§ **PROBLEM TO SOLVE**:
From the entries below, tally the lines with "JSON" in them and reply with that figure only.

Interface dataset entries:
::::::::::

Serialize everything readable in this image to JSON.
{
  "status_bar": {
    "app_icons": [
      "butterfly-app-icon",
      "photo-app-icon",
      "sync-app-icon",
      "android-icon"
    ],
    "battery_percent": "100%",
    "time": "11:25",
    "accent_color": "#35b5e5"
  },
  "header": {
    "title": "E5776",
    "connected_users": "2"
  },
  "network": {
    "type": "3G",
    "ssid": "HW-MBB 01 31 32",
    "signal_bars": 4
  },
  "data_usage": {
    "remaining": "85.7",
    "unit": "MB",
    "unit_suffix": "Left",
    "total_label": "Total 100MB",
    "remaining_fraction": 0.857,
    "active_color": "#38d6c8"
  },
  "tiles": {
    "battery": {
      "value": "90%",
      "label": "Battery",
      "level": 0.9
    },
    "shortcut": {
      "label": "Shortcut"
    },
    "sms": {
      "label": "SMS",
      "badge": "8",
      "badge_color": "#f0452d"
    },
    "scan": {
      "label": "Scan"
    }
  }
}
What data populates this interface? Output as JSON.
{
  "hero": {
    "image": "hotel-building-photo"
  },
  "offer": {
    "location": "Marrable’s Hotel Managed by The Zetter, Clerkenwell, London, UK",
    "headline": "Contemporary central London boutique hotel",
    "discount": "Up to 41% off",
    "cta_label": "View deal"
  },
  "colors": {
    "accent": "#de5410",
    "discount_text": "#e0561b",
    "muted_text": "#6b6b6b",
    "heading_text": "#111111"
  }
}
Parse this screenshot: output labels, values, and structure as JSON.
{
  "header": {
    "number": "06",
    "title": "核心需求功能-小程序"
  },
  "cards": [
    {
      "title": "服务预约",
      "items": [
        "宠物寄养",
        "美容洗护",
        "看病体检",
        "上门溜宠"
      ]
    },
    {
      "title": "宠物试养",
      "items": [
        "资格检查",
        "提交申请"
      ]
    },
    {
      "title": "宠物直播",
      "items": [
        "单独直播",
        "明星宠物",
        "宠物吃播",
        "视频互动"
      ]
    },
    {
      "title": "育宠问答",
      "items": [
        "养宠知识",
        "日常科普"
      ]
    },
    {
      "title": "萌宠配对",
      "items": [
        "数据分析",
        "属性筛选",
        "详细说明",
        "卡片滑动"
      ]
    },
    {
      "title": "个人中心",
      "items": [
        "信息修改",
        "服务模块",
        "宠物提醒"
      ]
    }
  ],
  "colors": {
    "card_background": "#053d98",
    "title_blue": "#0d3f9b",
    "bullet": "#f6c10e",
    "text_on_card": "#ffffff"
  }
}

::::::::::

§ **SOLUTION**:
3